DATA SHOWN ->
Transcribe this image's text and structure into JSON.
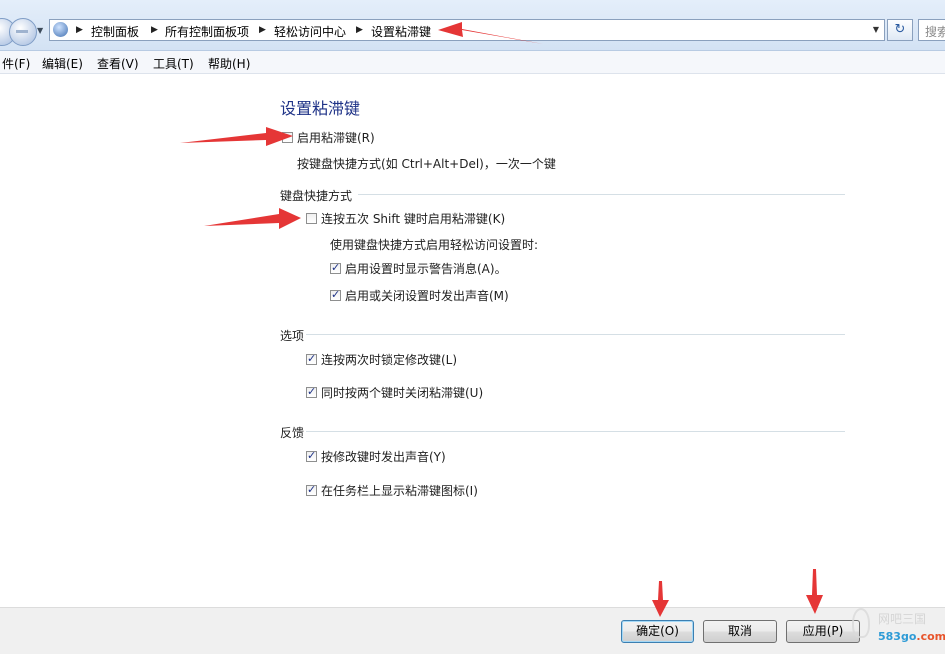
{
  "colors": {
    "annotation": "#e53636",
    "title": "#1e3287"
  },
  "address": {
    "icon": "control-panel-icon",
    "breadcrumbs": [
      "控制面板",
      "所有控制面板项",
      "轻松访问中心",
      "设置粘滞键"
    ],
    "search_placeholder": "搜索"
  },
  "menu": [
    "件(F)",
    "编辑(E)",
    "查看(V)",
    "工具(T)",
    "帮助(H)"
  ],
  "page": {
    "title": "设置粘滞键",
    "enable": {
      "label": "启用粘滞键(R)",
      "checked": false
    },
    "enable_desc": "按键盘快捷方式(如 Ctrl+Alt+Del)，一次一个键",
    "shortcut_section": {
      "heading": "键盘快捷方式",
      "shift_five": {
        "label": "连按五次 Shift 键时启用粘滞键(K)",
        "checked": false
      },
      "sub_desc": "使用键盘快捷方式启用轻松访问设置时:",
      "warn": {
        "label": "启用设置时显示警告消息(A)。",
        "checked": true
      },
      "sound": {
        "label": "启用或关闭设置时发出声音(M)",
        "checked": true
      }
    },
    "options_section": {
      "heading": "选项",
      "lock": {
        "label": "连按两次时锁定修改键(L)",
        "checked": true
      },
      "turn_off": {
        "label": "同时按两个键时关闭粘滞键(U)",
        "checked": true
      }
    },
    "feedback_section": {
      "heading": "反馈",
      "beep": {
        "label": "按修改键时发出声音(Y)",
        "checked": true
      },
      "taskbar": {
        "label": "在任务栏上显示粘滞键图标(I)",
        "checked": true
      }
    }
  },
  "buttons": {
    "ok": "确定(O)",
    "cancel": "取消",
    "apply": "应用(P)"
  },
  "watermark": {
    "line1": "网吧三国",
    "line2a": "583go",
    "line2b": ".com"
  }
}
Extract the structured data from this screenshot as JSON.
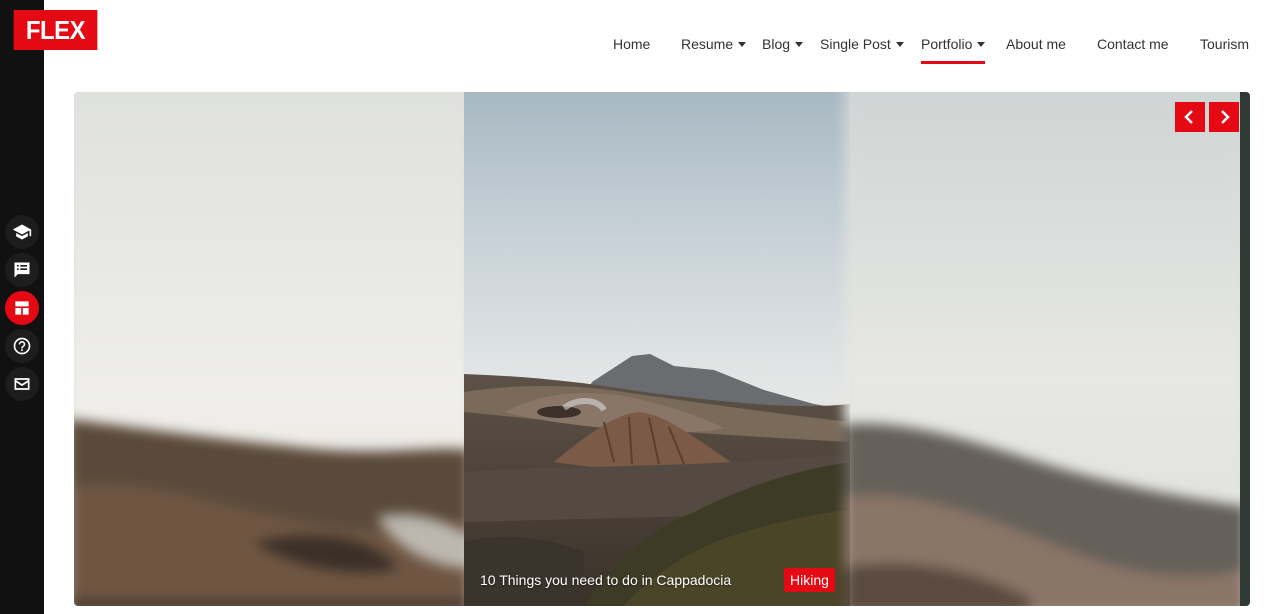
{
  "brand": {
    "logo_text": "FLEX",
    "accent": "#e50914"
  },
  "nav": {
    "items": [
      {
        "label": "Home",
        "has_caret": false,
        "active": false
      },
      {
        "label": "Resume",
        "has_caret": true,
        "active": false
      },
      {
        "label": "Blog",
        "has_caret": true,
        "active": false
      },
      {
        "label": "Single Post",
        "has_caret": true,
        "active": false
      },
      {
        "label": "Portfolio",
        "has_caret": true,
        "active": true
      },
      {
        "label": "About me",
        "has_caret": false,
        "active": false
      },
      {
        "label": "Contact me",
        "has_caret": false,
        "active": false
      },
      {
        "label": "Tourism",
        "has_caret": false,
        "active": false
      }
    ]
  },
  "sidebar": {
    "icons": [
      {
        "name": "graduation-cap-icon",
        "active": false
      },
      {
        "name": "comment-list-icon",
        "active": false
      },
      {
        "name": "dashboard-icon",
        "active": true
      },
      {
        "name": "help-circle-icon",
        "active": false
      },
      {
        "name": "mail-icon",
        "active": false
      }
    ]
  },
  "slider": {
    "active_slide": {
      "title": "10 Things you need to do in Cappadocia",
      "category": "Hiking"
    },
    "controls": {
      "prev_icon": "chevron-left-icon",
      "next_icon": "chevron-right-icon"
    }
  }
}
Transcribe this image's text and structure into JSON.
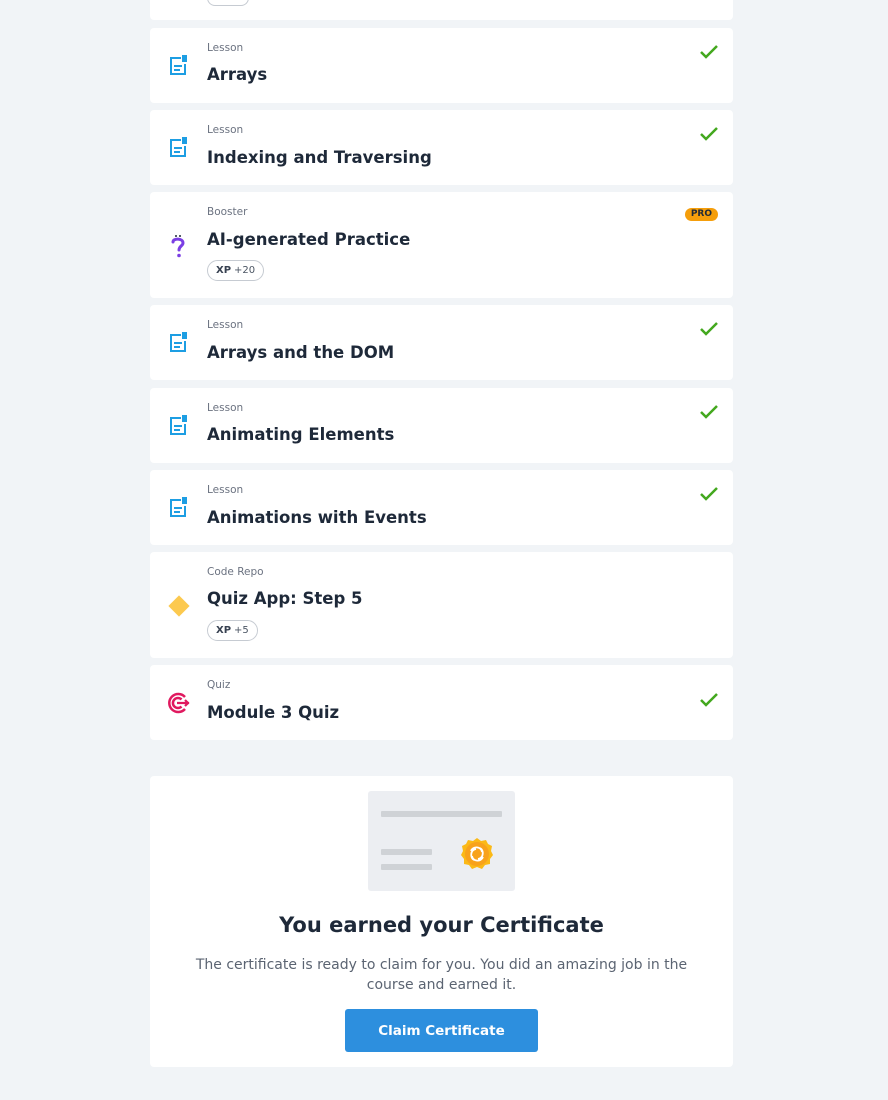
{
  "items": [
    {
      "type": "Lesson",
      "title": "Arrays",
      "icon": "lesson-icon",
      "completed": true
    },
    {
      "type": "Lesson",
      "title": "Indexing and Traversing",
      "icon": "lesson-icon",
      "completed": true
    },
    {
      "type": "Booster",
      "title": "AI-generated Practice",
      "icon": "question-icon",
      "badge": "PRO",
      "xp_label": "XP",
      "xp_value": "+20"
    },
    {
      "type": "Lesson",
      "title": "Arrays and the DOM",
      "icon": "lesson-icon",
      "completed": true
    },
    {
      "type": "Lesson",
      "title": "Animating Elements",
      "icon": "lesson-icon",
      "completed": true
    },
    {
      "type": "Lesson",
      "title": "Animations with Events",
      "icon": "lesson-icon",
      "completed": true
    },
    {
      "type": "Code Repo",
      "title": "Quiz App: Step 5",
      "icon": "diamond-icon",
      "xp_label": "XP",
      "xp_value": "+5"
    },
    {
      "type": "Quiz",
      "title": "Module 3 Quiz",
      "icon": "target-icon",
      "completed": true
    }
  ],
  "certificate": {
    "title": "You earned your Certificate",
    "description": "The certificate is ready to claim for you. You did an amazing job in the course and earned it.",
    "button_label": "Claim Certificate"
  },
  "colors": {
    "lesson_icon": "#1d9ee3",
    "check": "#43a81e",
    "pro_badge": "#f59e0b",
    "button": "#2d8fde",
    "quiz_icon": "#e0195f",
    "repo_icon": "#fcc94f",
    "booster_icon": "#7b3fe4"
  }
}
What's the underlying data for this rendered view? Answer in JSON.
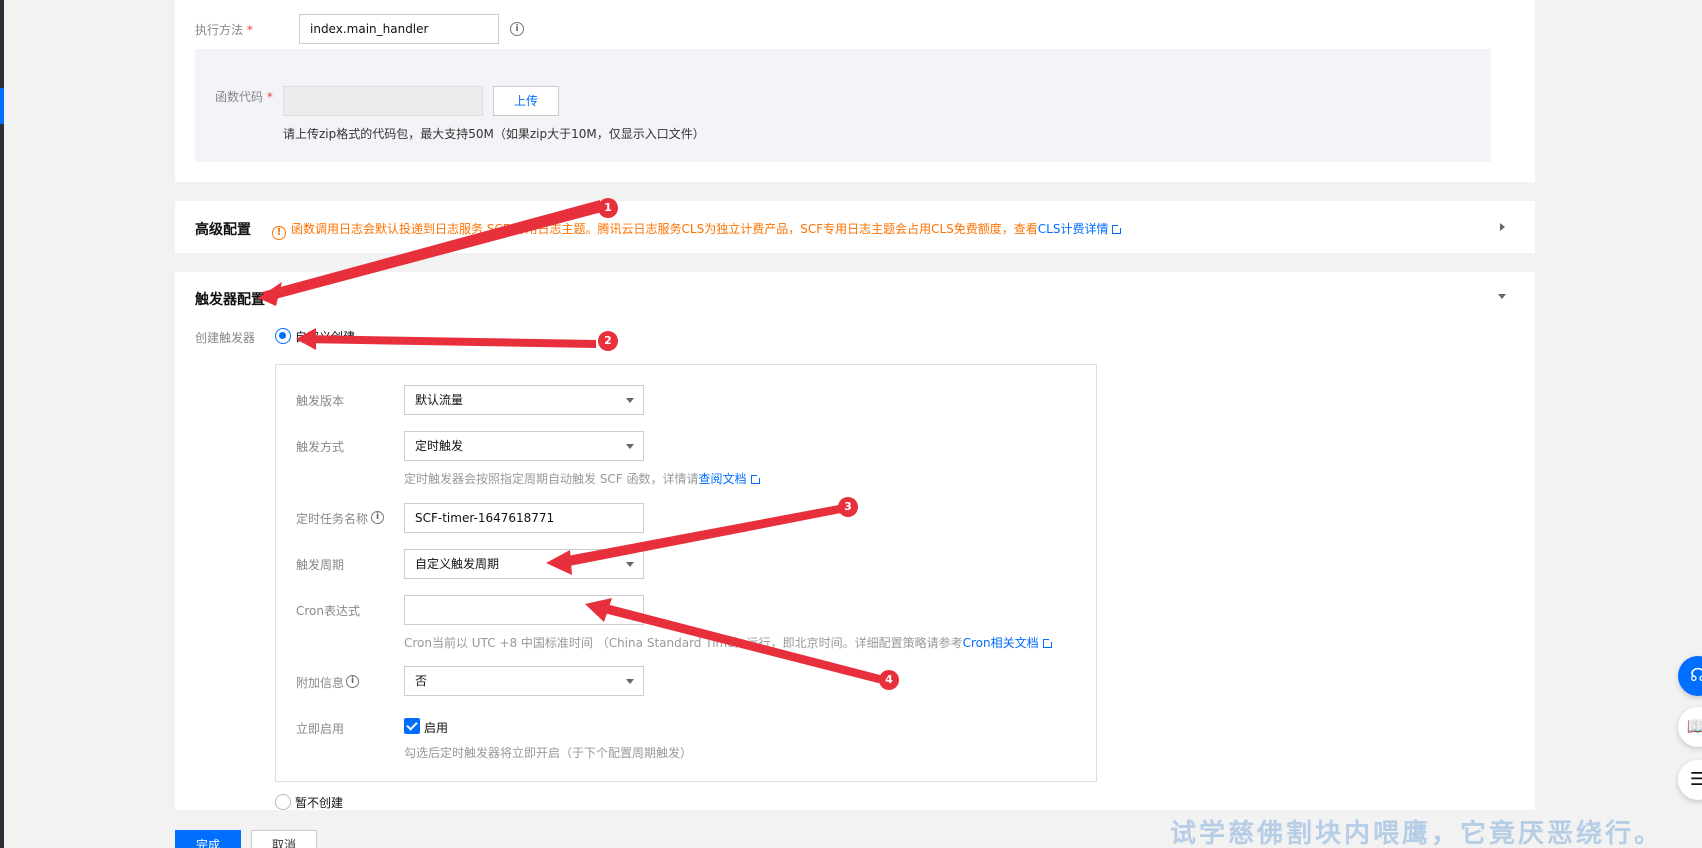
{
  "exec": {
    "label": "执行方法",
    "value": "index.main_handler"
  },
  "code": {
    "label": "函数代码",
    "upload_label": "上传",
    "hint": "请上传zip格式的代码包，最大支持50M（如果zip大于10M，仅显示入口文件）"
  },
  "advanced": {
    "title": "高级配置",
    "warning": "函数调用日志会默认投递到日志服务 SCF 专用日志主题。腾讯云日志服务CLS为独立计费产品，SCF专用日志主题会占用CLS免费额度，查看",
    "warning_link": "CLS计费详情"
  },
  "trigger_section": {
    "title": "触发器配置",
    "create_label": "创建触发器",
    "custom_option": "自定义创建",
    "none_option": "暂不创建"
  },
  "trigger_form": {
    "version": {
      "label": "触发版本",
      "value": "默认流量"
    },
    "method": {
      "label": "触发方式",
      "value": "定时触发",
      "hint": "定时触发器会按照指定周期自动触发 SCF 函数，详情请",
      "hint_link": "查阅文档"
    },
    "task_name": {
      "label": "定时任务名称",
      "value": "SCF-timer-1647618771"
    },
    "period": {
      "label": "触发周期",
      "value": "自定义触发周期"
    },
    "cron": {
      "label": "Cron表达式",
      "value": "",
      "hint": "Cron当前以 UTC +8 中国标准时间 （China Standard Time）运行，即北京时间。详细配置策略请参考",
      "hint_link": "Cron相关文档"
    },
    "extra": {
      "label": "附加信息",
      "value": "否"
    },
    "enable": {
      "label": "立即启用",
      "checkbox_label": "启用",
      "hint": "勾选后定时触发器将立即开启（于下个配置周期触发）"
    }
  },
  "actions": {
    "finish": "完成",
    "cancel": "取消"
  },
  "annotations": [
    "1",
    "2",
    "3",
    "4"
  ],
  "watermark": "试学慈佛割块内喂鹰，它竟厌恶绕行。",
  "colors": {
    "primary": "#006eff",
    "warning": "#ff7200",
    "required": "#e54545",
    "annotation": "#e8303d"
  },
  "icons": [
    "info-icon",
    "warning-icon",
    "external-link-icon",
    "chevron-right-icon",
    "chevron-down-icon",
    "headset-icon",
    "book-icon",
    "list-icon"
  ]
}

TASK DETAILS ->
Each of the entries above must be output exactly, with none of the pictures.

SOLUTION BELOW ->
Transcribe this image's text and structure into JSON.
{
  "colors": {
    "annotation": "#e53636",
    "title": "#1e3287"
  },
  "address": {
    "icon": "control-panel-icon",
    "breadcrumbs": [
      "控制面板",
      "所有控制面板项",
      "轻松访问中心",
      "设置粘滞键"
    ],
    "search_placeholder": "搜索"
  },
  "menu": [
    "件(F)",
    "编辑(E)",
    "查看(V)",
    "工具(T)",
    "帮助(H)"
  ],
  "page": {
    "title": "设置粘滞键",
    "enable": {
      "label": "启用粘滞键(R)",
      "checked": false
    },
    "enable_desc": "按键盘快捷方式(如 Ctrl+Alt+Del)，一次一个键",
    "shortcut_section": {
      "heading": "键盘快捷方式",
      "shift_five": {
        "label": "连按五次 Shift 键时启用粘滞键(K)",
        "checked": false
      },
      "sub_desc": "使用键盘快捷方式启用轻松访问设置时:",
      "warn": {
        "label": "启用设置时显示警告消息(A)。",
        "checked": true
      },
      "sound": {
        "label": "启用或关闭设置时发出声音(M)",
        "checked": true
      }
    },
    "options_section": {
      "heading": "选项",
      "lock": {
        "label": "连按两次时锁定修改键(L)",
        "checked": true
      },
      "turn_off": {
        "label": "同时按两个键时关闭粘滞键(U)",
        "checked": true
      }
    },
    "feedback_section": {
      "heading": "反馈",
      "beep": {
        "label": "按修改键时发出声音(Y)",
        "checked": true
      },
      "taskbar": {
        "label": "在任务栏上显示粘滞键图标(I)",
        "checked": true
      }
    }
  },
  "buttons": {
    "ok": "确定(O)",
    "cancel": "取消",
    "apply": "应用(P)"
  },
  "watermark": {
    "line1": "网吧三国",
    "line2a": "583go",
    "line2b": ".com"
  }
}
Extract the structured data from this screenshot as JSON.
{
  "brand": {
    "logo_text": "FLEX",
    "accent": "#e50914"
  },
  "nav": {
    "items": [
      {
        "label": "Home",
        "has_caret": false,
        "active": false
      },
      {
        "label": "Resume",
        "has_caret": true,
        "active": false
      },
      {
        "label": "Blog",
        "has_caret": true,
        "active": false
      },
      {
        "label": "Single Post",
        "has_caret": true,
        "active": false
      },
      {
        "label": "Portfolio",
        "has_caret": true,
        "active": true
      },
      {
        "label": "About me",
        "has_caret": false,
        "active": false
      },
      {
        "label": "Contact me",
        "has_caret": false,
        "active": false
      },
      {
        "label": "Tourism",
        "has_caret": false,
        "active": false
      }
    ]
  },
  "sidebar": {
    "icons": [
      {
        "name": "graduation-cap-icon",
        "active": false
      },
      {
        "name": "comment-list-icon",
        "active": false
      },
      {
        "name": "dashboard-icon",
        "active": true
      },
      {
        "name": "help-circle-icon",
        "active": false
      },
      {
        "name": "mail-icon",
        "active": false
      }
    ]
  },
  "slider": {
    "active_slide": {
      "title": "10 Things you need to do in Cappadocia",
      "category": "Hiking"
    },
    "controls": {
      "prev_icon": "chevron-left-icon",
      "next_icon": "chevron-right-icon"
    }
  }
}
Transcribe this image's text and structure into JSON.
{
  "items": [
    {
      "type": "Lesson",
      "title": "Arrays",
      "icon": "lesson-icon",
      "completed": true
    },
    {
      "type": "Lesson",
      "title": "Indexing and Traversing",
      "icon": "lesson-icon",
      "completed": true
    },
    {
      "type": "Booster",
      "title": "AI-generated Practice",
      "icon": "question-icon",
      "badge": "PRO",
      "xp_label": "XP",
      "xp_value": "+20"
    },
    {
      "type": "Lesson",
      "title": "Arrays and the DOM",
      "icon": "lesson-icon",
      "completed": true
    },
    {
      "type": "Lesson",
      "title": "Animating Elements",
      "icon": "lesson-icon",
      "completed": true
    },
    {
      "type": "Lesson",
      "title": "Animations with Events",
      "icon": "lesson-icon",
      "completed": true
    },
    {
      "type": "Code Repo",
      "title": "Quiz App: Step 5",
      "icon": "diamond-icon",
      "xp_label": "XP",
      "xp_value": "+5"
    },
    {
      "type": "Quiz",
      "title": "Module 3 Quiz",
      "icon": "target-icon",
      "completed": true
    }
  ],
  "certificate": {
    "title": "You earned your Certificate",
    "description": "The certificate is ready to claim for you. You did an amazing job in the course and earned it.",
    "button_label": "Claim Certificate"
  },
  "colors": {
    "lesson_icon": "#1d9ee3",
    "check": "#43a81e",
    "pro_badge": "#f59e0b",
    "button": "#2d8fde",
    "quiz_icon": "#e0195f",
    "repo_icon": "#fcc94f",
    "booster_icon": "#7b3fe4"
  }
}
What's the underlying data for this rendered view? Answer in JSON.
{
  "exec": {
    "label": "执行方法",
    "value": "index.main_handler"
  },
  "code": {
    "label": "函数代码",
    "upload_label": "上传",
    "hint": "请上传zip格式的代码包，最大支持50M（如果zip大于10M，仅显示入口文件）"
  },
  "advanced": {
    "title": "高级配置",
    "warning": "函数调用日志会默认投递到日志服务 SCF 专用日志主题。腾讯云日志服务CLS为独立计费产品，SCF专用日志主题会占用CLS免费额度，查看",
    "warning_link": "CLS计费详情"
  },
  "trigger_section": {
    "title": "触发器配置",
    "create_label": "创建触发器",
    "custom_option": "自定义创建",
    "none_option": "暂不创建"
  },
  "trigger_form": {
    "version": {
      "label": "触发版本",
      "value": "默认流量"
    },
    "method": {
      "label": "触发方式",
      "value": "定时触发",
      "hint": "定时触发器会按照指定周期自动触发 SCF 函数，详情请",
      "hint_link": "查阅文档"
    },
    "task_name": {
      "label": "定时任务名称",
      "value": "SCF-timer-1647618771"
    },
    "period": {
      "label": "触发周期",
      "value": "自定义触发周期"
    },
    "cron": {
      "label": "Cron表达式",
      "value": "",
      "hint": "Cron当前以 UTC +8 中国标准时间 （China Standard Time）运行，即北京时间。详细配置策略请参考",
      "hint_link": "Cron相关文档"
    },
    "extra": {
      "label": "附加信息",
      "value": "否"
    },
    "enable": {
      "label": "立即启用",
      "checkbox_label": "启用",
      "hint": "勾选后定时触发器将立即开启（于下个配置周期触发）"
    }
  },
  "actions": {
    "finish": "完成",
    "cancel": "取消"
  },
  "annotations": [
    "1",
    "2",
    "3",
    "4"
  ],
  "watermark": "试学慈佛割块内喂鹰，它竟厌恶绕行。",
  "colors": {
    "primary": "#006eff",
    "warning": "#ff7200",
    "required": "#e54545",
    "annotation": "#e8303d"
  },
  "icons": [
    "info-icon",
    "warning-icon",
    "external-link-icon",
    "chevron-right-icon",
    "chevron-down-icon",
    "headset-icon",
    "book-icon",
    "list-icon"
  ]
}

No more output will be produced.